## Data in this exercise
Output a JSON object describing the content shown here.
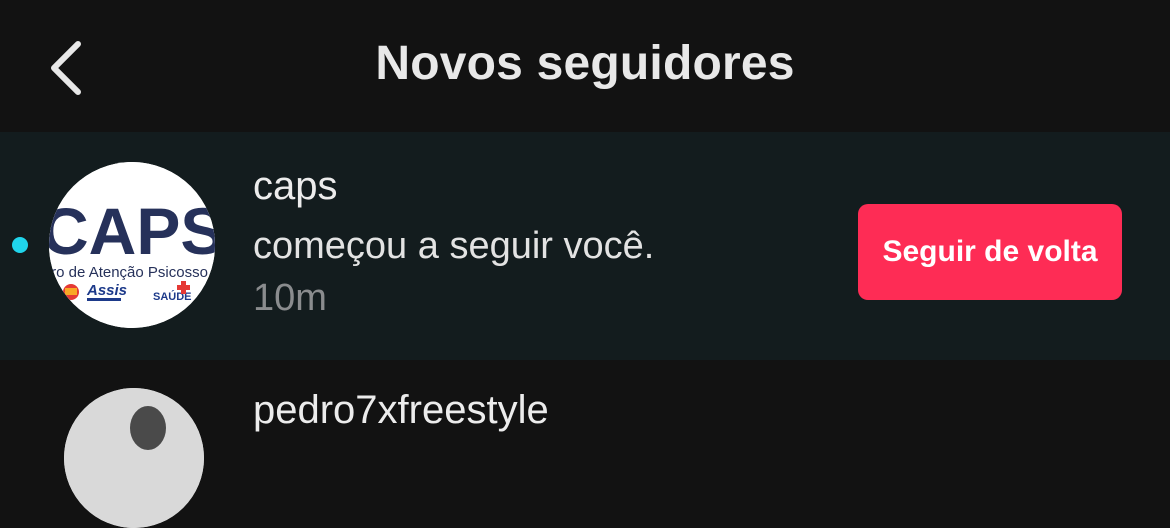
{
  "header": {
    "title": "Novos seguidores",
    "back_icon": "chevron-left-icon"
  },
  "notifications": [
    {
      "username": "caps",
      "message": "começou a seguir você.",
      "time": "10m",
      "button_label": "Seguir de volta",
      "unread": true,
      "avatar": {
        "big_text": "CAPS",
        "subtitle": "tro de Atenção Psicosso",
        "logo_left": "Assis",
        "logo_right": "SAÚDE"
      }
    },
    {
      "username": "pedro7xfreestyle"
    }
  ],
  "colors": {
    "background": "#121212",
    "highlight_row": "#131c1e",
    "unread_dot": "#20d5ec",
    "follow_button": "#fe2c55"
  }
}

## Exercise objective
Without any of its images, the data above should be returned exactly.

## Problem solution
Output a JSON object describing the content shown here.
{
  "header": {
    "title": "Novos seguidores",
    "back_icon": "chevron-left-icon"
  },
  "notifications": [
    {
      "username": "caps",
      "message": "começou a seguir você.",
      "time": "10m",
      "button_label": "Seguir de volta",
      "unread": true,
      "avatar": {
        "big_text": "CAPS",
        "subtitle": "tro de Atenção Psicosso",
        "logo_left": "Assis",
        "logo_right": "SAÚDE"
      }
    },
    {
      "username": "pedro7xfreestyle"
    }
  ],
  "colors": {
    "background": "#121212",
    "highlight_row": "#131c1e",
    "unread_dot": "#20d5ec",
    "follow_button": "#fe2c55"
  }
}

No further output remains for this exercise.